Juan Gómez-Quiñones laid to rest, Chicano Moratorium routes added to National Register of Historic Places, an updated finding aid for the Humberto Cané Papers, Knowledge for Justice reprinted, fellowship and research grant opportunities, plus other news and information in this month's newsletter.
CSRC co-founder and former director Juan Gómez-Quiñones was included in a story about Latinos who passed away in 2020.
A roundup of news stories includes a mention of Arlene Dávila’s op-ed in the New York Times. citing her references to the CSRC’s Latinx art advocacy.
In an op-ed for The New York Times, Arlene Dávila celebrated the U.S. House of Representative’s authorization on December 21 of the creation of a national Latino museum on the Washington Mall. In her piece, Dávila pointed to the CSRC’s study of the historic lack of Latino representation at the Smithsonian and mentioned that the CSRC hosted the first solo show by artist Ramiro Gomez.
The CSRC will be closed for business during the UCLA Winter Break. The CSRC will close Friday, December 18, 2020 and re-open for remote business only Monday, January 4, 2021. We wish you a safe holiday season.
The Inter-University Program for Latino Research is now accepting applications for the IUPLR/UIC Mellon Fellowship Program (academic year 2021-22). This is a comprehensive program that provides financial, writing, and professionalization support to doctoral students in the humanities who are writing dissertations in Latino Studies.
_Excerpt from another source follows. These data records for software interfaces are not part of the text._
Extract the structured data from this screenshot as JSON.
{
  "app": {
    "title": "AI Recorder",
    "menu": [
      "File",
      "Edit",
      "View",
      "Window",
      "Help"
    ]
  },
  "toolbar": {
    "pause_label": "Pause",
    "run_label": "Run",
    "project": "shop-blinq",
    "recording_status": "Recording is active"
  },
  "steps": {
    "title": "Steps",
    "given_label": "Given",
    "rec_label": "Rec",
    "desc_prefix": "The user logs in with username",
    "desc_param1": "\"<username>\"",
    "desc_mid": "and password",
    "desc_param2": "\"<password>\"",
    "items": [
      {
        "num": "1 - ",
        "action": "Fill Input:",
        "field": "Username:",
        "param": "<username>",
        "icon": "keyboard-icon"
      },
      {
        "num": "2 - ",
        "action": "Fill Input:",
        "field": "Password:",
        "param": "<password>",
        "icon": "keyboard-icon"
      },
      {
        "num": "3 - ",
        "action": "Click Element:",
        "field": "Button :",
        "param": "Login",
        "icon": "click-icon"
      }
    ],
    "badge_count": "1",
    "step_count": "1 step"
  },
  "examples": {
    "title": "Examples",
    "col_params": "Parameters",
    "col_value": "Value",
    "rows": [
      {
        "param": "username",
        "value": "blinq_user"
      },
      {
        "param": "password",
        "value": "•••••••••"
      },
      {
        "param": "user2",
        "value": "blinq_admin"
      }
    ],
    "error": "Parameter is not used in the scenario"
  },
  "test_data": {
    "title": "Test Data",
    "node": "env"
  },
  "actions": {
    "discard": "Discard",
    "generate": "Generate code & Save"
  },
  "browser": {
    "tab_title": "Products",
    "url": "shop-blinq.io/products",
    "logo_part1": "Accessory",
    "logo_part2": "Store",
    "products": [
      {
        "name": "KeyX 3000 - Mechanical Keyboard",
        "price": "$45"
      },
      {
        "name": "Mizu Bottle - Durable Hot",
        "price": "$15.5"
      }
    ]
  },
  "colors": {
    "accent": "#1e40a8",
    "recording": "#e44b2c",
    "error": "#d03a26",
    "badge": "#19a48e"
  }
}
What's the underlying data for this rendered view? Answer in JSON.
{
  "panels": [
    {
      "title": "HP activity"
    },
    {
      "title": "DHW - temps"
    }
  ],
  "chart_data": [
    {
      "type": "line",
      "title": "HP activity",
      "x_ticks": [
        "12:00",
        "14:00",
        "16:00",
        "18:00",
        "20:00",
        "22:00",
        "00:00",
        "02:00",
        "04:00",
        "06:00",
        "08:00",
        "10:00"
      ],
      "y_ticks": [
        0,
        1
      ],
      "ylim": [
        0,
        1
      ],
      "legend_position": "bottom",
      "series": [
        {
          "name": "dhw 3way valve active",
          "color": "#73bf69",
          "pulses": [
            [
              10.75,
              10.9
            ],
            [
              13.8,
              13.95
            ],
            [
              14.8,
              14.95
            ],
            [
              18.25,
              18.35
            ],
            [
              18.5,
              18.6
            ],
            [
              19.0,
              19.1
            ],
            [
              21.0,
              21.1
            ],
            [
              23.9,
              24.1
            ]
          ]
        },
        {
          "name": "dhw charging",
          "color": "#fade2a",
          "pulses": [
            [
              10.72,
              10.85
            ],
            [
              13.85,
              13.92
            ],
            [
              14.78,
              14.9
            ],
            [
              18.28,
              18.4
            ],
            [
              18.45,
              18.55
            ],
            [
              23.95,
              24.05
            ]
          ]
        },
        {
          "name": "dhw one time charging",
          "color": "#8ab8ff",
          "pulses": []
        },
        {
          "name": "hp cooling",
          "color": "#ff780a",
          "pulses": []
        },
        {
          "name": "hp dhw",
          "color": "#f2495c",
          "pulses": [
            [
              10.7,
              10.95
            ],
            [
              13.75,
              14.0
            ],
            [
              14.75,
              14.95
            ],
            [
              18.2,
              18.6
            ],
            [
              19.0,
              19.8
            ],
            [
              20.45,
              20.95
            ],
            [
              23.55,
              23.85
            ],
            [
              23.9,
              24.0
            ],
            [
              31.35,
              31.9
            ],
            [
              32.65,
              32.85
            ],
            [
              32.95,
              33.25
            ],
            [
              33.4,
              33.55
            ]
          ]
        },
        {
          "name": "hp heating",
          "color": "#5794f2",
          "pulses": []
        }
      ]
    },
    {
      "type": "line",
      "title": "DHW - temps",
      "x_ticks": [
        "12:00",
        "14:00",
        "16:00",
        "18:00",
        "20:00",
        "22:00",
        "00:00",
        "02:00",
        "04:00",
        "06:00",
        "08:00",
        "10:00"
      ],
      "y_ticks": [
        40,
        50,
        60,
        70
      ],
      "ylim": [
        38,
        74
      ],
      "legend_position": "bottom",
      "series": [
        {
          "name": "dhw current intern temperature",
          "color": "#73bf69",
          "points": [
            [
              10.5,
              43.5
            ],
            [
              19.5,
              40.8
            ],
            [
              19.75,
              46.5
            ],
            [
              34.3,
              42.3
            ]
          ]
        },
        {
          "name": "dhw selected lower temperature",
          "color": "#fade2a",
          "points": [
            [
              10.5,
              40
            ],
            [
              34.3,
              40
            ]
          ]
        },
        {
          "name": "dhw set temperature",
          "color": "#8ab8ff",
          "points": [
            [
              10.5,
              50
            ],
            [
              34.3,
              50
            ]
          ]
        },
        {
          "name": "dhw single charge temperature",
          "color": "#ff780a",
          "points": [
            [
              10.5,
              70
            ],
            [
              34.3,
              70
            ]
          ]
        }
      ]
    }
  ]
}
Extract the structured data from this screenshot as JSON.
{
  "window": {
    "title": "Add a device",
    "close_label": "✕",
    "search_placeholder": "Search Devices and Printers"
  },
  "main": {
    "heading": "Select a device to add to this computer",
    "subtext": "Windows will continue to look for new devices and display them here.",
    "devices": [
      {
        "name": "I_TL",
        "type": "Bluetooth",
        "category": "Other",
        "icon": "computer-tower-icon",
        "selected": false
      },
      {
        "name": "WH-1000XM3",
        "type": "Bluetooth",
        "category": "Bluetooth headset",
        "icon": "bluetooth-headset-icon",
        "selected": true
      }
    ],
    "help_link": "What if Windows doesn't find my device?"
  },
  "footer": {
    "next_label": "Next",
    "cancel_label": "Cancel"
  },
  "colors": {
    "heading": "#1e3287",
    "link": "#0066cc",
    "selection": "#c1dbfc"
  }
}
Deadline to apply: February 15, 2021
CSRC director Chon A. Noriega published a remembrance of the late filmmaker Peter Wollen, who was Noriega’s former colleague and mentor in the UCLA School of Theater, Film, and Television.
A remembrance of Juan Gómez-Quiñones that includes mention of his work at the CSRC.
A photograph from the La Raza Photograph Collection at the CSRC, taken during the L.A. student walkouts in 1968, was published in an opinion piece discussing the historic oppression of Black and Latinos.
CSRC director Chon A. Noriega was quoted in a story about the routes of the Chicano Moratorium and National Chicano Moratorium marches being entered into the National Register of Historic Places.